Instructions to follow |
Look through the entries below. Report each line that has the word "this" in it.

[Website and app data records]
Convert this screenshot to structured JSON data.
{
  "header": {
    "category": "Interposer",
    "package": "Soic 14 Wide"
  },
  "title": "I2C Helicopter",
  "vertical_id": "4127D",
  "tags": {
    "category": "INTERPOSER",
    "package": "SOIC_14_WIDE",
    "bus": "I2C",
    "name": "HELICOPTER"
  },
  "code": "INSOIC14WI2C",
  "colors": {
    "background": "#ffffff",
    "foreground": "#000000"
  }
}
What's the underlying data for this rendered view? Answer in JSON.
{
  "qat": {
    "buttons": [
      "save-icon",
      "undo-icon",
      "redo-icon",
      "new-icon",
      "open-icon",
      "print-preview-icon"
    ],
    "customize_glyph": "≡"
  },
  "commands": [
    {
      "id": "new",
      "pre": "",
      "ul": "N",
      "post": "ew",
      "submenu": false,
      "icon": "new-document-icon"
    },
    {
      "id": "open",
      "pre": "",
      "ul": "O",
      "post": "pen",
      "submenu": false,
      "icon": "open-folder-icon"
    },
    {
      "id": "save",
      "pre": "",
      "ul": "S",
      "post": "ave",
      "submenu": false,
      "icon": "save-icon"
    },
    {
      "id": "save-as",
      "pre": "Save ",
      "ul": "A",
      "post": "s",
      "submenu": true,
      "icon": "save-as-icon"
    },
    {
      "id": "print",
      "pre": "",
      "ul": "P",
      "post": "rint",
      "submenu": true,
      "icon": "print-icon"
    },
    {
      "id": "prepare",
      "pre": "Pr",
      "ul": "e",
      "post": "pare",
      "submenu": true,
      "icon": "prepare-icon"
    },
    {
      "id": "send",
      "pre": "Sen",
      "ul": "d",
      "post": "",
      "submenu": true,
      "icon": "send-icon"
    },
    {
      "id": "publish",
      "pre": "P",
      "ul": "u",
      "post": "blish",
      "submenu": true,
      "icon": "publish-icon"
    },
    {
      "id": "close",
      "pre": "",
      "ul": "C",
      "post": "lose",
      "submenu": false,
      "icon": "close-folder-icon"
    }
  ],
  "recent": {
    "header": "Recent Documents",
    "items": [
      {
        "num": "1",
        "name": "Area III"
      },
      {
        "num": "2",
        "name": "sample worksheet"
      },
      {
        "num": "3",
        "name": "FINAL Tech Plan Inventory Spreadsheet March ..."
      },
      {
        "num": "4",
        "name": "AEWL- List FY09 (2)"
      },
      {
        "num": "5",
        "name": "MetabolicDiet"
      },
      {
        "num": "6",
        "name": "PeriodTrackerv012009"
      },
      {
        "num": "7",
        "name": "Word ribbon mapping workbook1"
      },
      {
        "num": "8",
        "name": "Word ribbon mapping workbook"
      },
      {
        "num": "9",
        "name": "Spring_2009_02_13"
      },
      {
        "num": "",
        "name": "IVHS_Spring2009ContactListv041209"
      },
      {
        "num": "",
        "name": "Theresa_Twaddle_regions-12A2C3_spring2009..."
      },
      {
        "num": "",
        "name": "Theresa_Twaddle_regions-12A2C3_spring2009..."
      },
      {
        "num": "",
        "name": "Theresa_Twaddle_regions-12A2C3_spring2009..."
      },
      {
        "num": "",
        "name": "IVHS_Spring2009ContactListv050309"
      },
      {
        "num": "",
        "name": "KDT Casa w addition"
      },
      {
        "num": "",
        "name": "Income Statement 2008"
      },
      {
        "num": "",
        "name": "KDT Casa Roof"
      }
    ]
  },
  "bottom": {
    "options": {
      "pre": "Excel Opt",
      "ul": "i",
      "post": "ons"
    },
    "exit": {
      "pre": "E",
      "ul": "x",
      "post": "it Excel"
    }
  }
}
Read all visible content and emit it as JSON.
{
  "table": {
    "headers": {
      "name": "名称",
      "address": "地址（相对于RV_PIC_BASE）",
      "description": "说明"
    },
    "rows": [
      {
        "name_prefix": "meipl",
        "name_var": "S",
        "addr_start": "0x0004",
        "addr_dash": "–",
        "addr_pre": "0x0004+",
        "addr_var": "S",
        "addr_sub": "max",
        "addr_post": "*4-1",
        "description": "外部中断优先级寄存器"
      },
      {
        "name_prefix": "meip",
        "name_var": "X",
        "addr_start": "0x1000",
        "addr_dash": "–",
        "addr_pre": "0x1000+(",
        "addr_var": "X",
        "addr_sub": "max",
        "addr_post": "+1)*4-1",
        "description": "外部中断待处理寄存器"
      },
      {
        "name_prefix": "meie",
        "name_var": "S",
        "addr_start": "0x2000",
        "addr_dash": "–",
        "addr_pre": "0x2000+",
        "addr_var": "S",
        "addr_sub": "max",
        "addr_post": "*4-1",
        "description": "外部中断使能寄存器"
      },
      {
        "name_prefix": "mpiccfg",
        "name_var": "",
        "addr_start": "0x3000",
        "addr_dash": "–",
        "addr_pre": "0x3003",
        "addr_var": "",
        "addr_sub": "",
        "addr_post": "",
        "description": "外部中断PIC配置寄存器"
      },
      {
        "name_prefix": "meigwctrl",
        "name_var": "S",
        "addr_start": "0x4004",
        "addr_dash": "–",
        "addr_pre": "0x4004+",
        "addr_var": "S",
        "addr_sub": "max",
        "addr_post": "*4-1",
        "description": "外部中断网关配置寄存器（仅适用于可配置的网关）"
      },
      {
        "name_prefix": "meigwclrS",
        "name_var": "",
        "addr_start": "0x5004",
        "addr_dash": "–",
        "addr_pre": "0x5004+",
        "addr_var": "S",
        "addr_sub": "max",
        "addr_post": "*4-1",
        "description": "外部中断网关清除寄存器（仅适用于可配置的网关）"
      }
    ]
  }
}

Written response |
Convert this screenshot to structured JSON data.
What's the underlying data for this rendered view? Answer in JSON.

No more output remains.